The process of de-stigmatizing mental illnesses in a community and providing treatment to those who are suffering requires a strong nexus of partners to make progress in a holistic manner. Initially, getting different stakeholders together was difficult because of the lack of awareness and resources in the field of mental healthcare. But the project found its footing once it established a network of support from NIMHANS doctors who treated the patients at health camps, Primary Healthcare Centre doctors and the ASHA workers. On their visit, the TLLLF team along with APD and the project partners discussed the impact that was made by the program. Were beneficiaries able to access the free psychiatric drugs? Did the program help in reducing the distance patients had to travel to get treatment? During these discussions, the TLLLF team observed that even amongst the partners, there was an increased sense of support and responsiveness towards mental health aid.

The next leg of the visit took the TLLLF team to the village of Bilichodu where they met a support group that included 15 patients and caregivers. Ujjala Padukone, Deepika Padukone’s mother, being a caregiver herself, was also present in the discussion to share her experiences with the group and encouraged others to share their stories and concerns about their family members. While the discussion revolved around the importance of opening up and seeking help, the team brought about a forward-looking attitude within the group by discussing future possibilities in employment and livelihood options available for the patients.
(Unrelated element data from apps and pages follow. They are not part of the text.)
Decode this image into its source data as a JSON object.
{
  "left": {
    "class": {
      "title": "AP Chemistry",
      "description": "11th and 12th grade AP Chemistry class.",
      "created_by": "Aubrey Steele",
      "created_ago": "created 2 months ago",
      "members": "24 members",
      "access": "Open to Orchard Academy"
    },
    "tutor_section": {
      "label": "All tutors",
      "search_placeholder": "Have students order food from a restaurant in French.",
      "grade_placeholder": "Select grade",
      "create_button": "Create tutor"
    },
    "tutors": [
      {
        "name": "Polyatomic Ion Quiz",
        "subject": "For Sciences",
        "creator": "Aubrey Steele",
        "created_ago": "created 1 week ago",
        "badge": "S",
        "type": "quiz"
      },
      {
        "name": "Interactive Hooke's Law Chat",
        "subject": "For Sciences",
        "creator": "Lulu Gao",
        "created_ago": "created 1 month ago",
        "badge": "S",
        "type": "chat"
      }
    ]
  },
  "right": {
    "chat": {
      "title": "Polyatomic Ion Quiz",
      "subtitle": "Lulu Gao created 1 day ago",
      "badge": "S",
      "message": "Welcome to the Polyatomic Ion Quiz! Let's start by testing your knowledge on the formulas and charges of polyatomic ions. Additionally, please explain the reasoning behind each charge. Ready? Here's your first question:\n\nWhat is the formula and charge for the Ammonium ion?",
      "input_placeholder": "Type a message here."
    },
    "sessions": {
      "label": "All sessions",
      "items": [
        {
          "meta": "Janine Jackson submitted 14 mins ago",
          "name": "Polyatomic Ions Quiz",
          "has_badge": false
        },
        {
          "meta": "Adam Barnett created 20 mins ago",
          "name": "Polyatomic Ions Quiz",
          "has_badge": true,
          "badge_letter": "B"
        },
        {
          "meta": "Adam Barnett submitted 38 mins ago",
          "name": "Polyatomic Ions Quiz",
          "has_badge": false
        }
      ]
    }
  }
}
As the TLLLF team honoured World Mental Health day, 2017 by visiting families, engaging with support groups and reviewing the successes and the challenges in rural mental healthcare, they noticed how the conversation, that was once difficult to start, now had characteristics of support, openness and a positive outlook towards the future. To continue this momentum, the organisation charted out the next steps that will further enrich the dialogue surrounding mental health, in both urban and rural areas. The steps include increasing research on mental health, enhancing the role of social media to drive awareness and decrease stigma and expanding their current programs. To know more, see here.

This article was produced by the Scroll marketing team on behalf of The Live Love Laugh Foundation and not by the Scroll editorial team.